## The input:
>>>
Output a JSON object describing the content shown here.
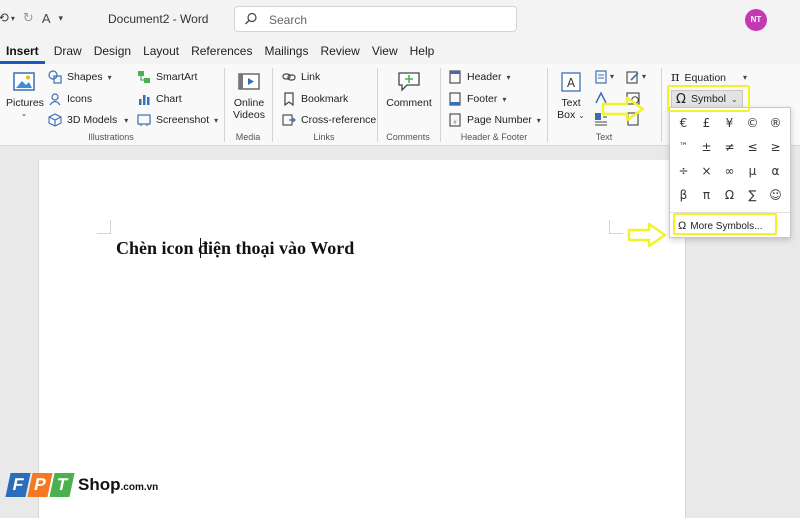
{
  "titlebar": {
    "doc_title": "Document2  -  Word",
    "search_placeholder": "Search",
    "avatar_initials": "NT"
  },
  "tabs": [
    "Insert",
    "Draw",
    "Design",
    "Layout",
    "References",
    "Mailings",
    "Review",
    "View",
    "Help"
  ],
  "ribbon": {
    "illustrations": {
      "pictures": "Pictures",
      "shapes": "Shapes",
      "icons": "Icons",
      "models3d": "3D Models",
      "smartart": "SmartArt",
      "chart": "Chart",
      "screenshot": "Screenshot",
      "label": "Illustrations"
    },
    "media": {
      "online_videos_1": "Online",
      "online_videos_2": "Videos",
      "label": "Media"
    },
    "links": {
      "link": "Link",
      "bookmark": "Bookmark",
      "crossref": "Cross-reference",
      "label": "Links"
    },
    "comments": {
      "comment": "Comment",
      "label": "Comments"
    },
    "headerfooter": {
      "header": "Header",
      "footer": "Footer",
      "pagenumber": "Page Number",
      "label": "Header & Footer"
    },
    "text": {
      "textbox_1": "Text",
      "textbox_2": "Box",
      "label": "Text"
    },
    "symbols": {
      "equation": "Equation",
      "symbol": "Symbol"
    }
  },
  "symbol_dropdown": {
    "symbols": [
      "€",
      "£",
      "¥",
      "©",
      "®",
      "™",
      "±",
      "≠",
      "≤",
      "≥",
      "÷",
      "×",
      "∞",
      "µ",
      "α",
      "β",
      "π",
      "Ω",
      "∑",
      "☺"
    ],
    "more_symbols": "More Symbols..."
  },
  "document": {
    "heading": "Chèn icon điện thoại vào Word"
  },
  "watermark": {
    "letters": [
      "F",
      "P",
      "T"
    ],
    "shop": "Shop",
    "domain": ".com.vn"
  },
  "colors": {
    "accent": "#185abd",
    "highlight": "#f2f22b",
    "avatar": "#c239b3",
    "fpt_blue": "#2a6ebb",
    "fpt_orange": "#f47920",
    "fpt_green": "#4caf50"
  }
}
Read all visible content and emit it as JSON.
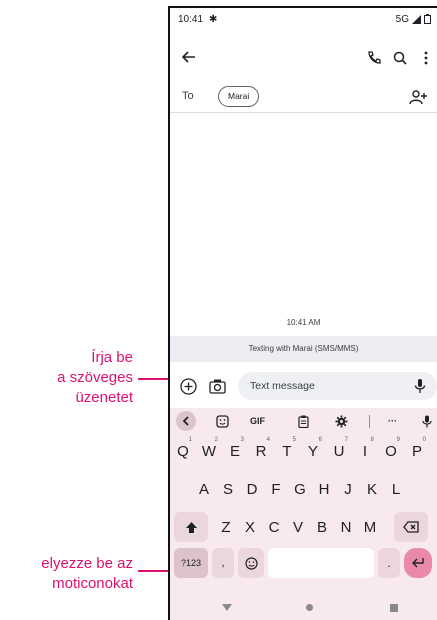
{
  "status_bar": {
    "time": "10:41",
    "network": "5G"
  },
  "compose_to": {
    "to_label": "To",
    "recipient_chip": "Marai"
  },
  "conversation": {
    "timestamp": "10:41 AM",
    "texting_info": "Texting with Marai (SMS/MMS)"
  },
  "composer": {
    "message_placeholder": "Text message"
  },
  "keyboard": {
    "toolbar": {
      "gif_label": "GIF",
      "more_label": "···"
    },
    "row1": [
      {
        "key": "Q",
        "hint": "1"
      },
      {
        "key": "W",
        "hint": "2"
      },
      {
        "key": "E",
        "hint": "3"
      },
      {
        "key": "R",
        "hint": "4"
      },
      {
        "key": "T",
        "hint": "5"
      },
      {
        "key": "Y",
        "hint": "6"
      },
      {
        "key": "U",
        "hint": "7"
      },
      {
        "key": "I",
        "hint": "8"
      },
      {
        "key": "O",
        "hint": "9"
      },
      {
        "key": "P",
        "hint": "0"
      }
    ],
    "row2": [
      "A",
      "S",
      "D",
      "F",
      "G",
      "H",
      "J",
      "K",
      "L"
    ],
    "row3": [
      "Z",
      "X",
      "C",
      "V",
      "B",
      "N",
      "M"
    ],
    "symbols_key": "?123",
    "comma_key": ",",
    "period_key": "."
  },
  "annotations": {
    "text_field_line1": "Írja be",
    "text_field_line2": "a szöveges",
    "text_field_line3": "üzenetet",
    "emoji_line1": "elyezze be az",
    "emoji_line2": "moticonokat"
  },
  "colors": {
    "accent": "#e0106f",
    "keyboard_bg": "#f7e9ee",
    "enter_key": "#e98aa8"
  }
}
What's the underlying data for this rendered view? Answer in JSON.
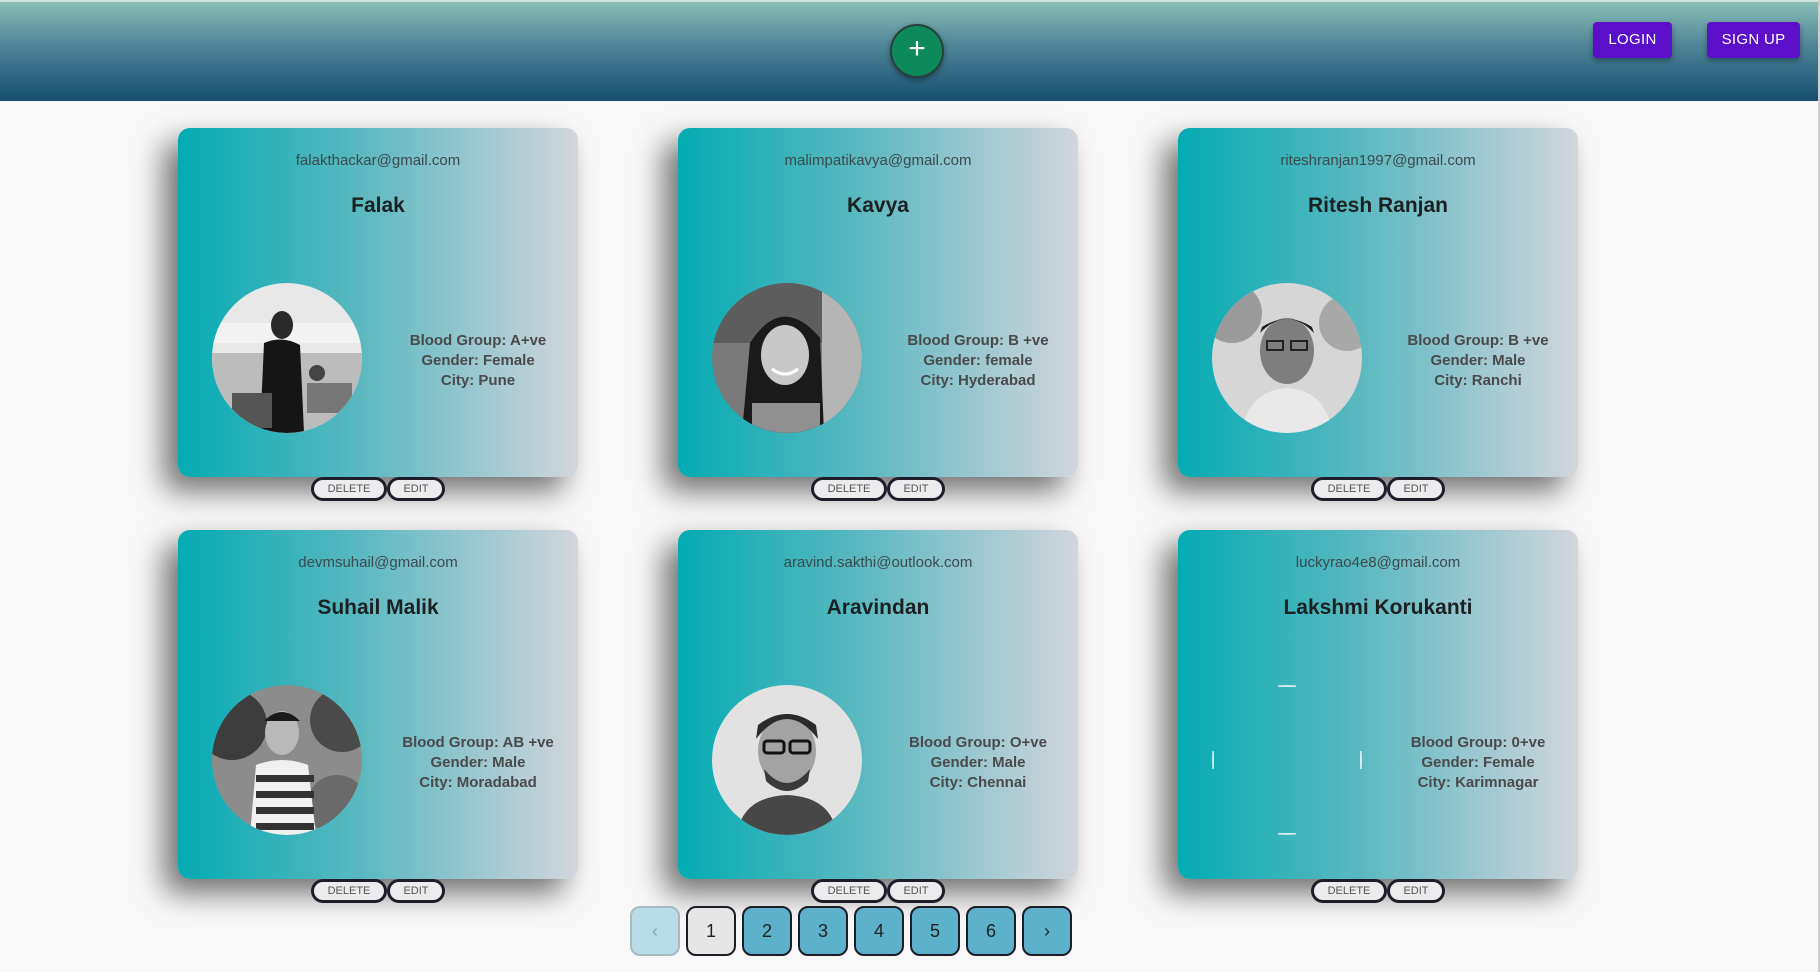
{
  "header": {
    "add_icon": "plus-icon",
    "add_label": "+",
    "login_label": "LOGIN",
    "signup_label": "SIGN UP",
    "colors": {
      "add": "#0d8a5c",
      "auth_buttons": "#5c0fc8"
    }
  },
  "cards": [
    {
      "email": "falakthackar@gmail.com",
      "name": "Falak",
      "blood_group": "Blood Group: A+ve",
      "gender": "Gender: Female",
      "city": "City: Pune",
      "photo": "person-photo",
      "delete_label": "DELETE",
      "edit_label": "EDIT"
    },
    {
      "email": "malimpatikavya@gmail.com",
      "name": "Kavya",
      "blood_group": "Blood Group: B +ve",
      "gender": "Gender: female",
      "city": "City: Hyderabad",
      "photo": "person-photo",
      "delete_label": "DELETE",
      "edit_label": "EDIT"
    },
    {
      "email": "riteshranjan1997@gmail.com",
      "name": "Ritesh Ranjan",
      "blood_group": "Blood Group: B +ve",
      "gender": "Gender: Male",
      "city": "City: Ranchi",
      "photo": "person-photo",
      "delete_label": "DELETE",
      "edit_label": "EDIT"
    },
    {
      "email": "devmsuhail@gmail.com",
      "name": "Suhail Malik",
      "blood_group": "Blood Group: AB +ve",
      "gender": "Gender: Male",
      "city": "City: Moradabad",
      "photo": "person-photo",
      "delete_label": "DELETE",
      "edit_label": "EDIT"
    },
    {
      "email": "aravind.sakthi@outlook.com",
      "name": "Aravindan",
      "blood_group": "Blood Group: O+ve",
      "gender": "Gender: Male",
      "city": "City: Chennai",
      "photo": "person-photo",
      "delete_label": "DELETE",
      "edit_label": "EDIT"
    },
    {
      "email": "luckyrao4e8@gmail.com",
      "name": "Lakshmi Korukanti",
      "blood_group": "Blood Group: 0+ve",
      "gender": "Gender: Female",
      "city": "City: Karimnagar",
      "photo": "broken-image",
      "delete_label": "DELETE",
      "edit_label": "EDIT"
    }
  ],
  "pagination": {
    "prev_icon": "chevron-left-icon",
    "prev_label": "‹",
    "pages": [
      "1",
      "2",
      "3",
      "4",
      "5",
      "6"
    ],
    "current_page": "1",
    "next_icon": "chevron-right-icon",
    "next_label": "›"
  }
}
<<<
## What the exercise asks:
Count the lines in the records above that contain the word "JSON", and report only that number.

## Exercise response:
3